## WHAT THIS TASK INVOLVES
Wherever the word "velg" occurs in the lines below, copy the whole line.

## MATERIAL FOR THIS EXERCISE
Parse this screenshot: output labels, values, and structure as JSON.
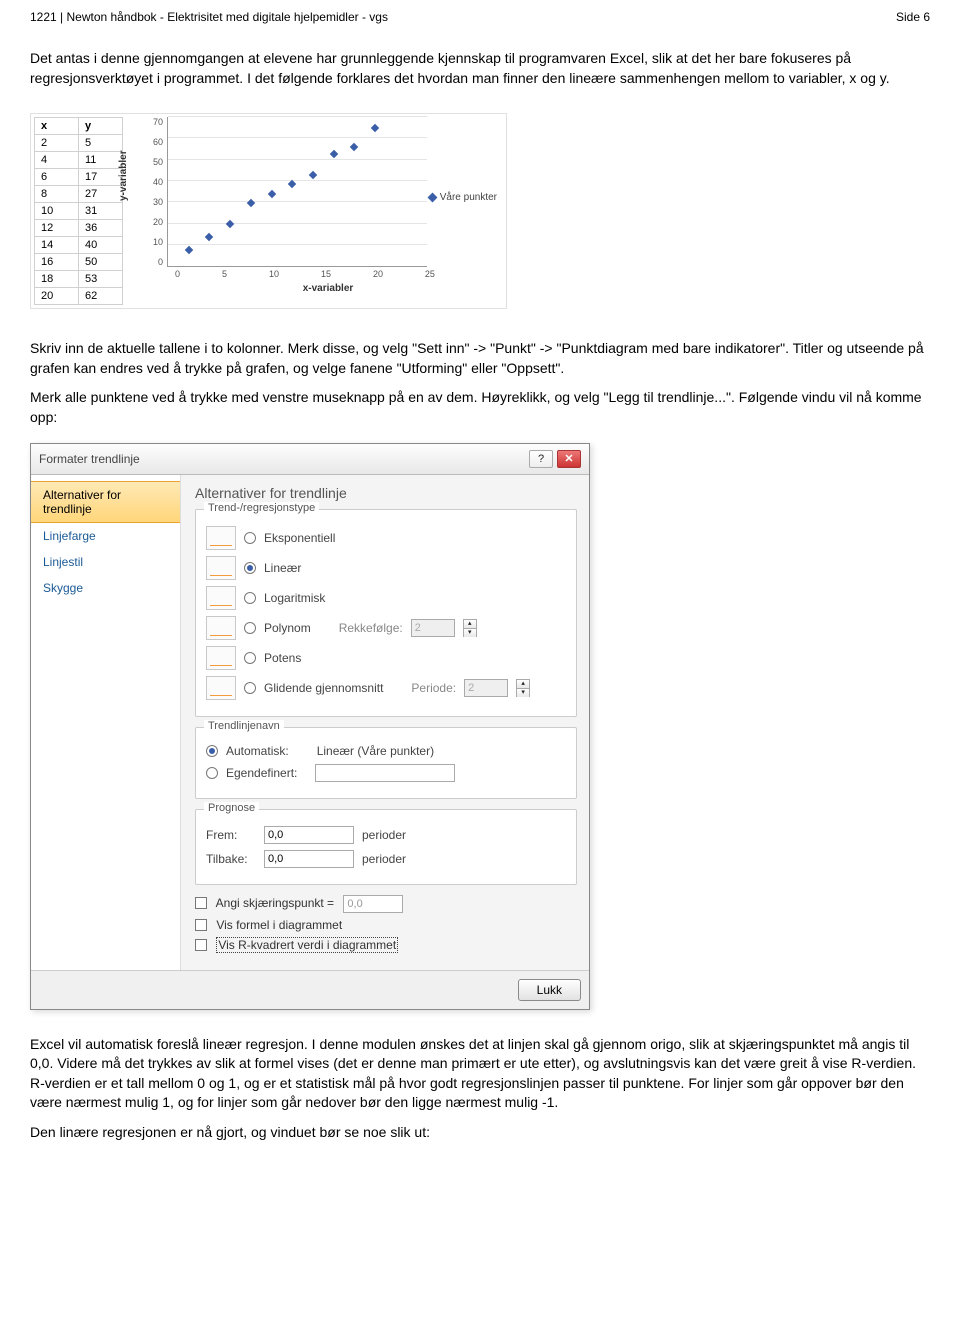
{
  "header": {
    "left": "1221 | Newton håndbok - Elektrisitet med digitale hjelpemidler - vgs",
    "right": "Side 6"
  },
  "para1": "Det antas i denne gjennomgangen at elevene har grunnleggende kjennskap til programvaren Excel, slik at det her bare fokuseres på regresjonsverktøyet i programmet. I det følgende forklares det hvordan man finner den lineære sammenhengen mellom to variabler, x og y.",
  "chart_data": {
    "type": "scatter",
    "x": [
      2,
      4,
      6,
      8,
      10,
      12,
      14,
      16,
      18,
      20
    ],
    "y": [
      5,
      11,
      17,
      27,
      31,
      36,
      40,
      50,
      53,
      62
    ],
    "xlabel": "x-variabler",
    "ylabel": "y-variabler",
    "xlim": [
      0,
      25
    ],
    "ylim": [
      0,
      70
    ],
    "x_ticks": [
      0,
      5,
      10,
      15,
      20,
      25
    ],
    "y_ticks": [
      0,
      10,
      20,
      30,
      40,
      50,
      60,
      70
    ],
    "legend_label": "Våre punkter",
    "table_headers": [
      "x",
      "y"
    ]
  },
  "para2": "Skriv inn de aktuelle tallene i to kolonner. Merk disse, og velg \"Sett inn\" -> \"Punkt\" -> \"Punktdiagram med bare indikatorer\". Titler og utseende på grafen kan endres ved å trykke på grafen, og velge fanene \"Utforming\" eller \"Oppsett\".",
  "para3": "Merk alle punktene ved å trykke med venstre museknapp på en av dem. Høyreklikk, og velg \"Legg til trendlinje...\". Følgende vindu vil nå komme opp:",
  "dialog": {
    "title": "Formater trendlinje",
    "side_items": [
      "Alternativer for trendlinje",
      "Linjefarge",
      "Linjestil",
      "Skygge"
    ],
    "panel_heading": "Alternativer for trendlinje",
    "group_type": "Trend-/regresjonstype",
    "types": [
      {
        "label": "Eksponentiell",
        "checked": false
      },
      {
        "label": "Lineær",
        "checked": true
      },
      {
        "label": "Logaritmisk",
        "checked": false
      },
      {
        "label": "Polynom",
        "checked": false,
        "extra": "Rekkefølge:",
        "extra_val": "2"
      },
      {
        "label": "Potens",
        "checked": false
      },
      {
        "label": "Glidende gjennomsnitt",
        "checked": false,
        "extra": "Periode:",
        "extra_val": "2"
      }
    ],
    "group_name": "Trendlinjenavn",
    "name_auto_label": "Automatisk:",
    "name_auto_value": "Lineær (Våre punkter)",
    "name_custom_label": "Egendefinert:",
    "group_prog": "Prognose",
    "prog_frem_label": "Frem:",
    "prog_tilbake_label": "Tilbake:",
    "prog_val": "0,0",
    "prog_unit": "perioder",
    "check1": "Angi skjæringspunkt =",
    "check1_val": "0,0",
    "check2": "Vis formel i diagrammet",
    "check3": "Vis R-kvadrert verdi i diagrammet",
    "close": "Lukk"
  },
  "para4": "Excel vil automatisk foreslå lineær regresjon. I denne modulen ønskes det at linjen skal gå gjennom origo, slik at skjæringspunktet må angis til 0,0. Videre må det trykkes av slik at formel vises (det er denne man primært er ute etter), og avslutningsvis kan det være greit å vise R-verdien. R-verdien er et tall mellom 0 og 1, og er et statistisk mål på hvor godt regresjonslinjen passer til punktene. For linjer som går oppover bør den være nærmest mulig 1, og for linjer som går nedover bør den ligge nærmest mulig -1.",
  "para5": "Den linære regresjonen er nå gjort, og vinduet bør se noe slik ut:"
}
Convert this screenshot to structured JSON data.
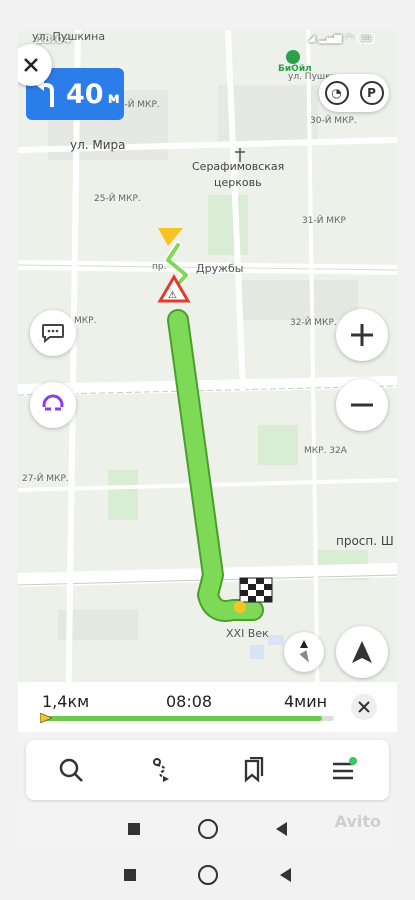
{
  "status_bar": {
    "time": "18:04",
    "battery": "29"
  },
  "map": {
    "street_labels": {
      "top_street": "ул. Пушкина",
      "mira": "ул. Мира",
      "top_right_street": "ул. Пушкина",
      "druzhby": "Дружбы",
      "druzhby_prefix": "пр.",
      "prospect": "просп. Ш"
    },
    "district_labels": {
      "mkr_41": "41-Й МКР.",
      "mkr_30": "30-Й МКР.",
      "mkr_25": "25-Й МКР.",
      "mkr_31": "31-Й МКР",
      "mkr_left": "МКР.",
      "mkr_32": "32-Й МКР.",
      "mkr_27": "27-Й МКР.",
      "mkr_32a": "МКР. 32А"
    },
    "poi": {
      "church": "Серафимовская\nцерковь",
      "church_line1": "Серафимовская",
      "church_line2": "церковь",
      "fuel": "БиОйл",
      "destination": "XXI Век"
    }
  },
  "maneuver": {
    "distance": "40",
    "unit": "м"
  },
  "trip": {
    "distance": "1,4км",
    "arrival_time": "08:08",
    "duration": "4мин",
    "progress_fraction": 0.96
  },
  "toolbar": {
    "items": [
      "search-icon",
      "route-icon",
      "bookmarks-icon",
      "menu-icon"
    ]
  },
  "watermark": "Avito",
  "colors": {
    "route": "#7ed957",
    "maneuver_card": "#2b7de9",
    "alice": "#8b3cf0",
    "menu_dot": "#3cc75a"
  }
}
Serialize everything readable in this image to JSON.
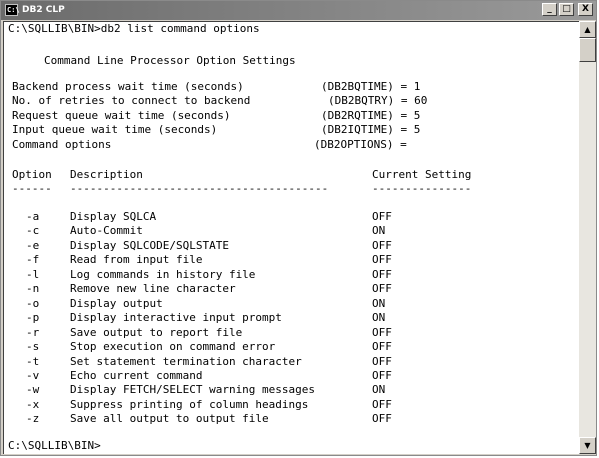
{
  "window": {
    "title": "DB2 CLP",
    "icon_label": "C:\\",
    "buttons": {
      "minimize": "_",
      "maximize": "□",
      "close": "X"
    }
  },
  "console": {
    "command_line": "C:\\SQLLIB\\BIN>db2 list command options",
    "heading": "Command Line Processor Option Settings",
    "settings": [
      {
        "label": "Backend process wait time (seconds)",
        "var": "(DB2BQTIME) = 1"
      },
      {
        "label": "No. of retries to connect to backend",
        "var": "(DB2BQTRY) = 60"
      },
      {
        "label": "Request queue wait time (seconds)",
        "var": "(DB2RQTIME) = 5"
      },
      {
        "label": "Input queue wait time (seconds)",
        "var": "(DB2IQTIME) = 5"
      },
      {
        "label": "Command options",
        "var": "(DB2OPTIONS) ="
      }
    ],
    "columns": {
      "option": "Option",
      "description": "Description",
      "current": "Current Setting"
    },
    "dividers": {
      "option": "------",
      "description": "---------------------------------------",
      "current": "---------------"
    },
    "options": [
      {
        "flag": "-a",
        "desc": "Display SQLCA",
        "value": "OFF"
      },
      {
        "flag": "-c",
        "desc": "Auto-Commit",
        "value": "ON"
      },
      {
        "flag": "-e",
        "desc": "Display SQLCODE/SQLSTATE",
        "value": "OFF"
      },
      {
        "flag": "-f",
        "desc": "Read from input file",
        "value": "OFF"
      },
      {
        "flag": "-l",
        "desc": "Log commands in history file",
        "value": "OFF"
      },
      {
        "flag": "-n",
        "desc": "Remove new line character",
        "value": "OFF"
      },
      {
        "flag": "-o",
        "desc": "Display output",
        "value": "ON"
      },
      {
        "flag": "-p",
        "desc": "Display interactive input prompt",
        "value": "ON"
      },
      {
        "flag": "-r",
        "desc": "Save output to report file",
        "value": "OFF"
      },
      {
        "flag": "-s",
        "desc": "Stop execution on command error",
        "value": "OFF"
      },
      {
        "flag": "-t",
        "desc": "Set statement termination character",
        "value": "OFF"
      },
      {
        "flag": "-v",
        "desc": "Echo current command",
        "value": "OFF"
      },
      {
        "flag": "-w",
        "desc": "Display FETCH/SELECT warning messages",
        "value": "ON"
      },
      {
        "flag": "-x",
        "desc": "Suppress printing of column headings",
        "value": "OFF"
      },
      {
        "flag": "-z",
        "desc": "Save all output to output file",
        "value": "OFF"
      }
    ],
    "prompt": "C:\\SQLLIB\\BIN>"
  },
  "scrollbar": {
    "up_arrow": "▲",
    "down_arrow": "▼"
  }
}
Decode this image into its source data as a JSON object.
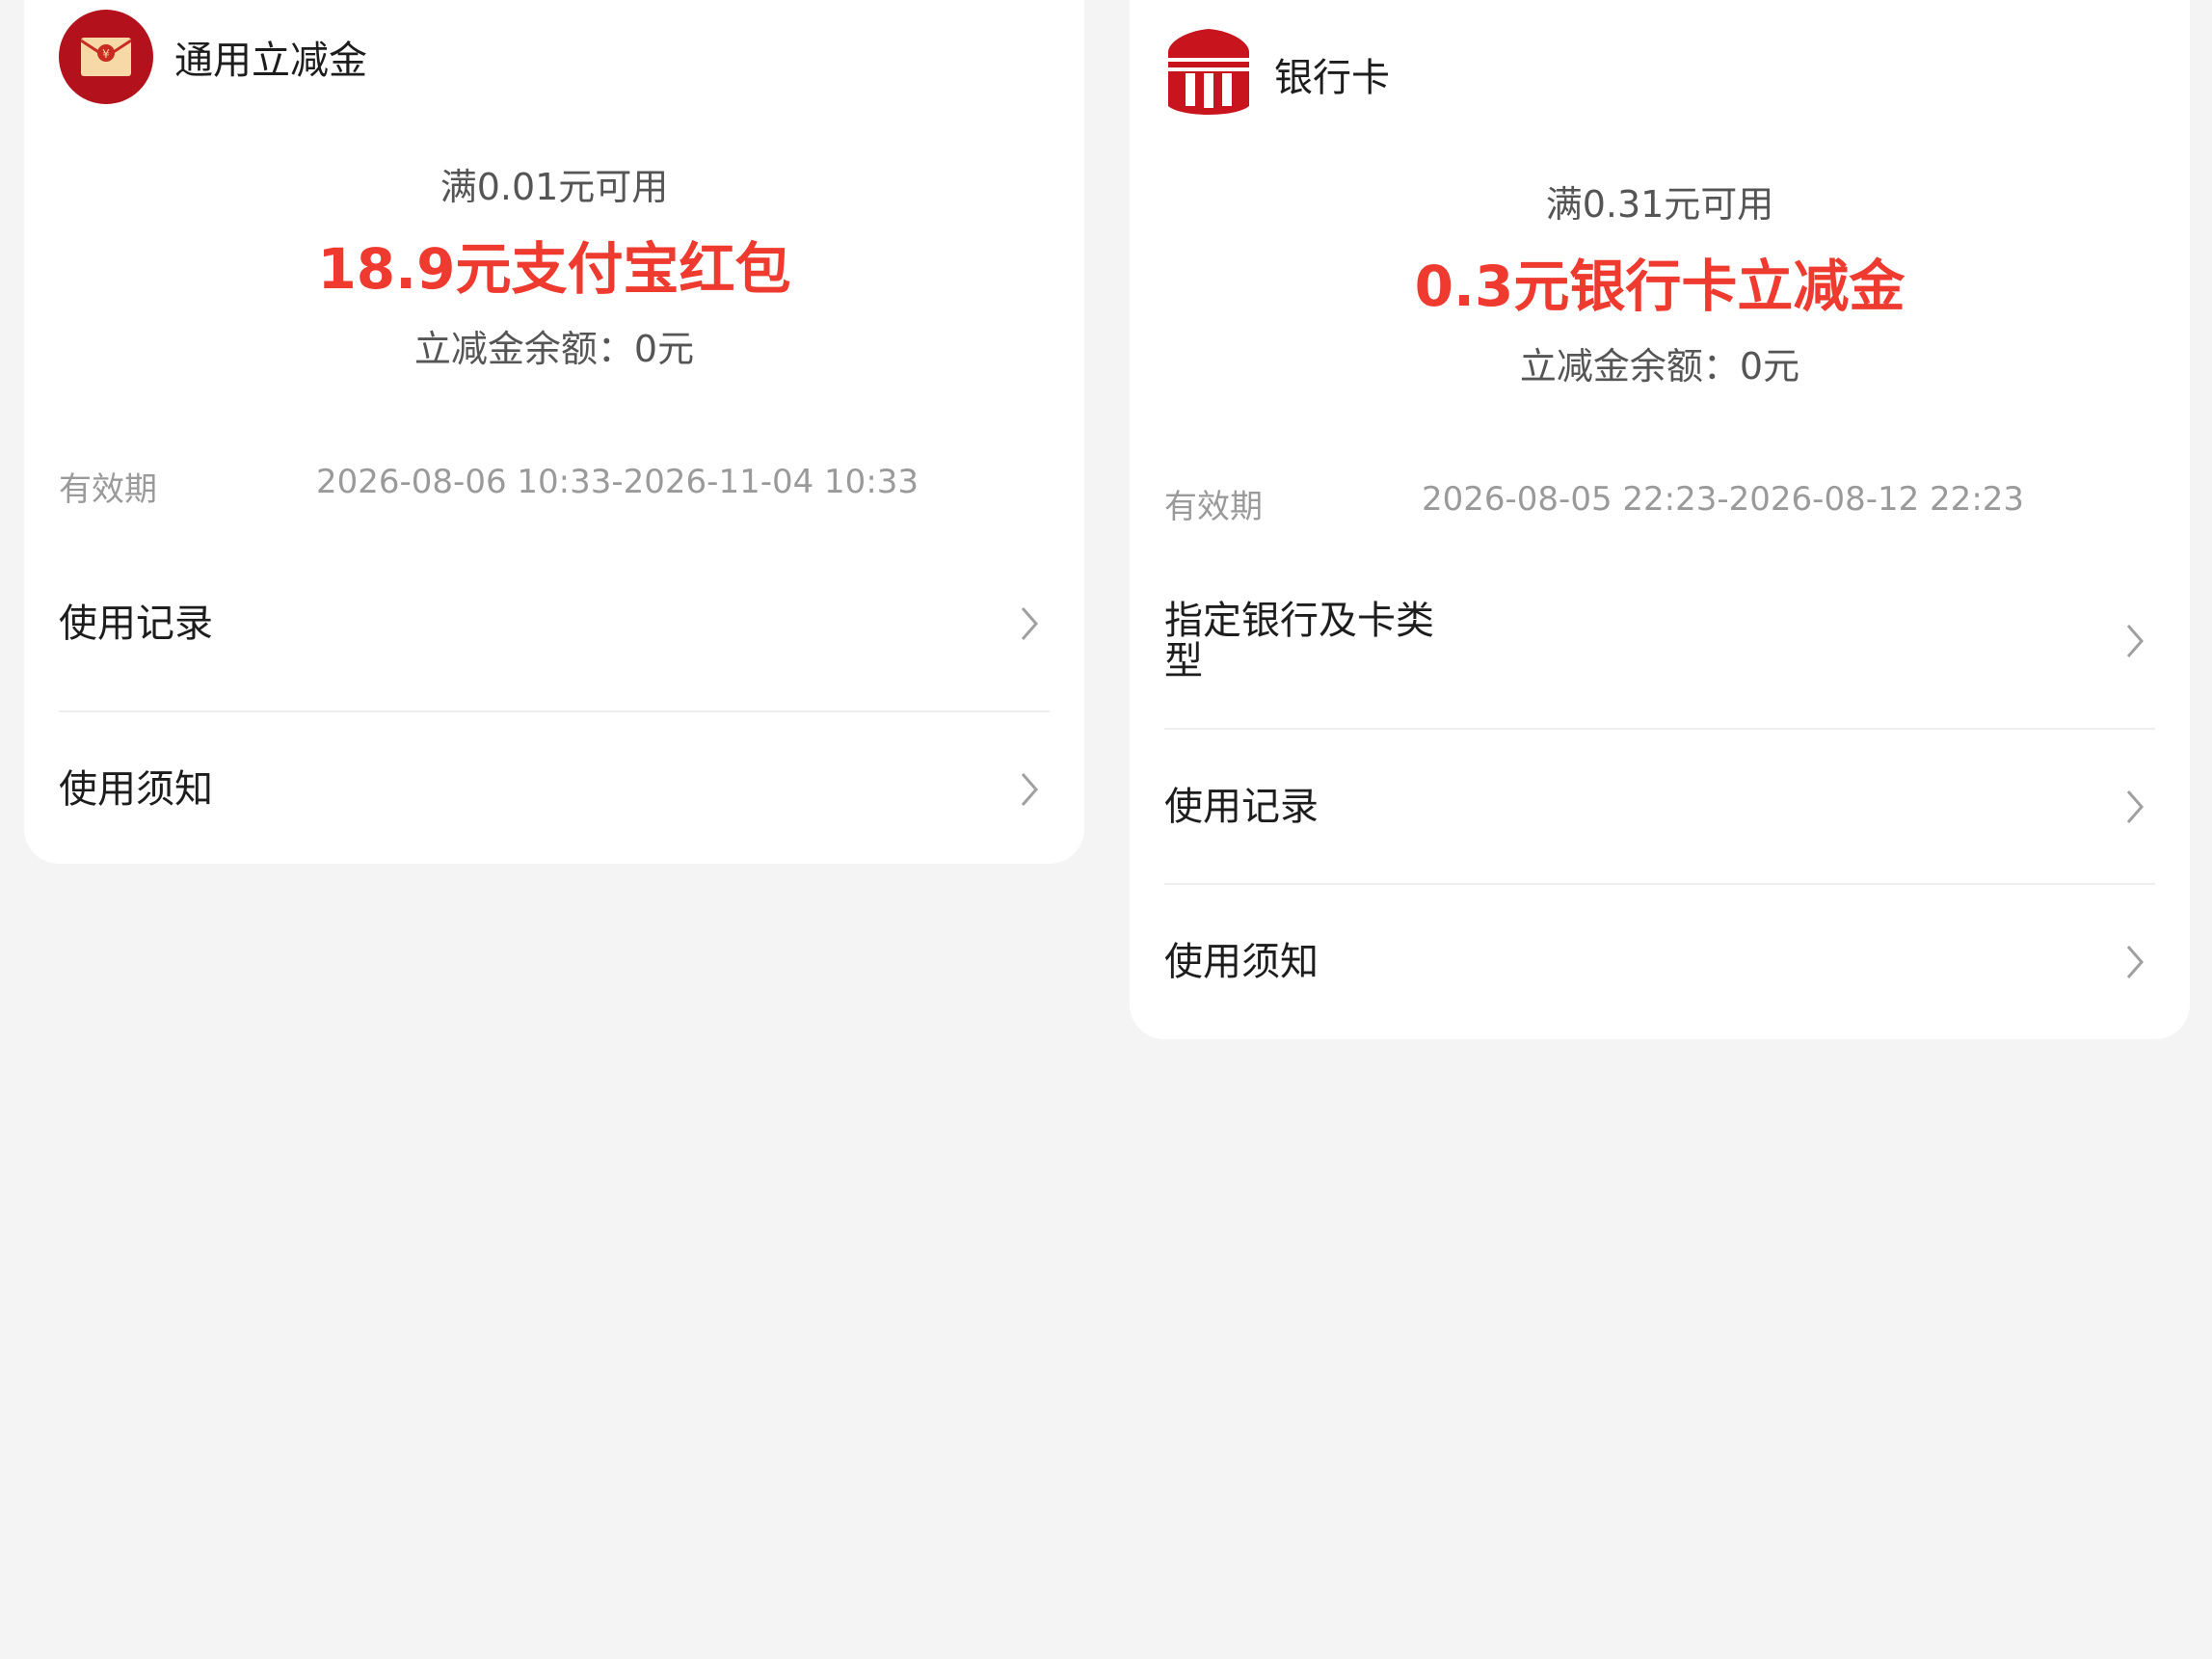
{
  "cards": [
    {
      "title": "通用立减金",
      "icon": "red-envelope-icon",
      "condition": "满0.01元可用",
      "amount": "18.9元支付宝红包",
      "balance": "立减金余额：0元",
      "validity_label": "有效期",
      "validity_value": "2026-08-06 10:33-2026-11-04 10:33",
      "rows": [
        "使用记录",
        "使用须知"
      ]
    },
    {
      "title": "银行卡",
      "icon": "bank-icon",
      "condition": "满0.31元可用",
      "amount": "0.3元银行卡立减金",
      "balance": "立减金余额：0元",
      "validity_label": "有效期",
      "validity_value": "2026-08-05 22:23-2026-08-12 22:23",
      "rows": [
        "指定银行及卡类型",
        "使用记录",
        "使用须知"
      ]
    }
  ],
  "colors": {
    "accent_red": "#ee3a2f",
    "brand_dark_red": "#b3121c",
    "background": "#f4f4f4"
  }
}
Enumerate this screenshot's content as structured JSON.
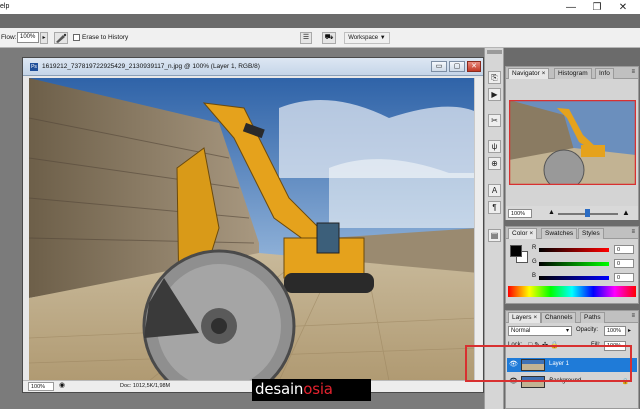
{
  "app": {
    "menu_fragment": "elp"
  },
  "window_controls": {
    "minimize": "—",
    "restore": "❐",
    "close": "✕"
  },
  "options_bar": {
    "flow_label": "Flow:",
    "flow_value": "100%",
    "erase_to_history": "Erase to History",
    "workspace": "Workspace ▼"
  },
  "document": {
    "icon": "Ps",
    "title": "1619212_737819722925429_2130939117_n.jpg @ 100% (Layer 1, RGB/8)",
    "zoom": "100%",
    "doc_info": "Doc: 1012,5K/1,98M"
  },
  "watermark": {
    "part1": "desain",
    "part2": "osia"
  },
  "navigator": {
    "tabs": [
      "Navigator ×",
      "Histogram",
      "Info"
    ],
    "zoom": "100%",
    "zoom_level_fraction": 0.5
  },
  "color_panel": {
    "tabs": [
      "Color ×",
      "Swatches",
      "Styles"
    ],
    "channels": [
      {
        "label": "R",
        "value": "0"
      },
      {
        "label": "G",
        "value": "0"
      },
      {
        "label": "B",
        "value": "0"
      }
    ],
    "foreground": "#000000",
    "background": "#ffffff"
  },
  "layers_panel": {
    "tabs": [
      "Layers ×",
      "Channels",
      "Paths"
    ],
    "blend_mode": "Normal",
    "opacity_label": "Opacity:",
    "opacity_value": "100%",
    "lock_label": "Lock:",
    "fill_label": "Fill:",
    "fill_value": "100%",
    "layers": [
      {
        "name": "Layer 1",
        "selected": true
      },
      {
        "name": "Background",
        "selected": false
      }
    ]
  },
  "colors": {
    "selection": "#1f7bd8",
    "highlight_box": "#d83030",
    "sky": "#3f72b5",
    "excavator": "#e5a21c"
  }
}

## RESPONSE BELOW
  "para2": "Skriv inn de aktuelle tallene i to kolonner. Merk disse, og velg \"Sett inn\" -> \"Punkt\" -> \"Punktdiagram med bare indikatorer\". Titler og utseende på grafen kan endres ved å trykke på grafen, og velge fanene \"Utforming\" eller \"Oppsett\".",
  "para3": "Merk alle punktene ved å trykke med venstre museknapp på en av dem. Høyreklikk, og velg \"Legg til trendlinje...\". Følgende vindu vil nå komme opp:",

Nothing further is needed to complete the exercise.